--- START ---
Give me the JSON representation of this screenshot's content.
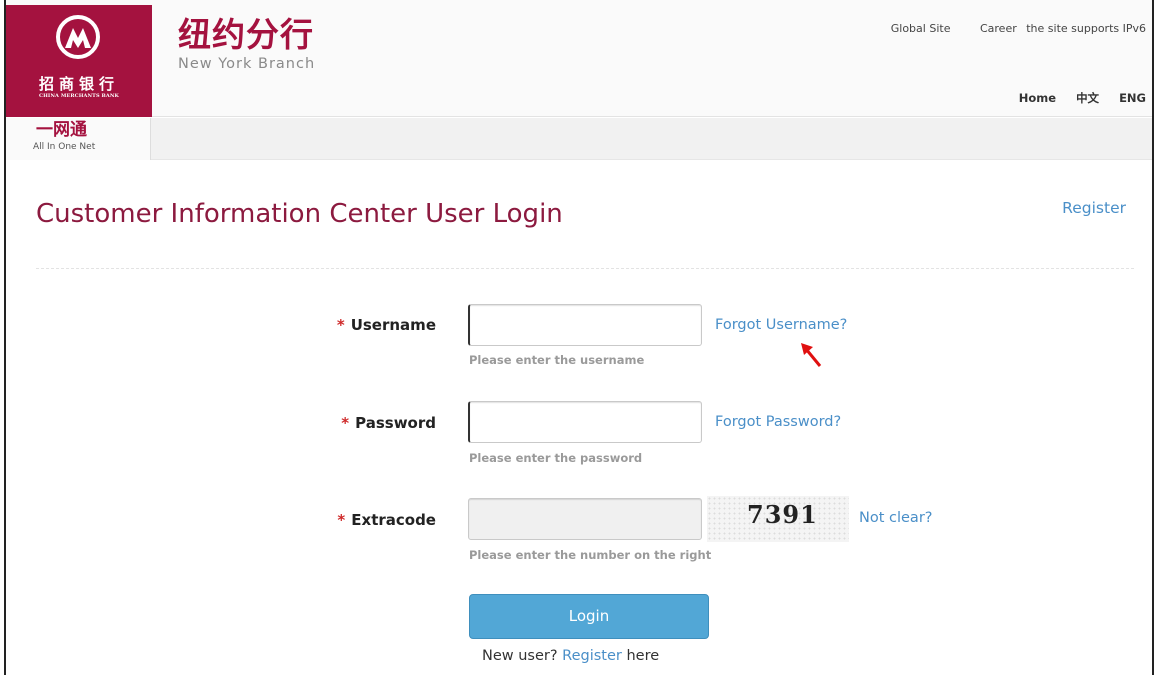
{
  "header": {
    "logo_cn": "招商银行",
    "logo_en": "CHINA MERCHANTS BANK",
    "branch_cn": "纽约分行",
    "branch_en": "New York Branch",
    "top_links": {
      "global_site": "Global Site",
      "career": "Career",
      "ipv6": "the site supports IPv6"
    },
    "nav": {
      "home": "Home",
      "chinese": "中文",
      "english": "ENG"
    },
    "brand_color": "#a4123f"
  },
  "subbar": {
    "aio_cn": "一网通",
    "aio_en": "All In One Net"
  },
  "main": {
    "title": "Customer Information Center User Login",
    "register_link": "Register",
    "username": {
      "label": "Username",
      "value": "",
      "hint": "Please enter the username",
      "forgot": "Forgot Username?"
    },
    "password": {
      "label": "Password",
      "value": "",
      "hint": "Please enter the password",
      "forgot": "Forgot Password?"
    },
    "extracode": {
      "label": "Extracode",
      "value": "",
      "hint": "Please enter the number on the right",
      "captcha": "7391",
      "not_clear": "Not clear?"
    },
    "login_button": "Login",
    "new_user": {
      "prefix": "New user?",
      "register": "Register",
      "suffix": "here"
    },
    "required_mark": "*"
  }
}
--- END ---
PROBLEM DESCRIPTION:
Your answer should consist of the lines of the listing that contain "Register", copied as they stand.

TASK RESPONSE:
    "register_link": "Register",
      "register": "Register",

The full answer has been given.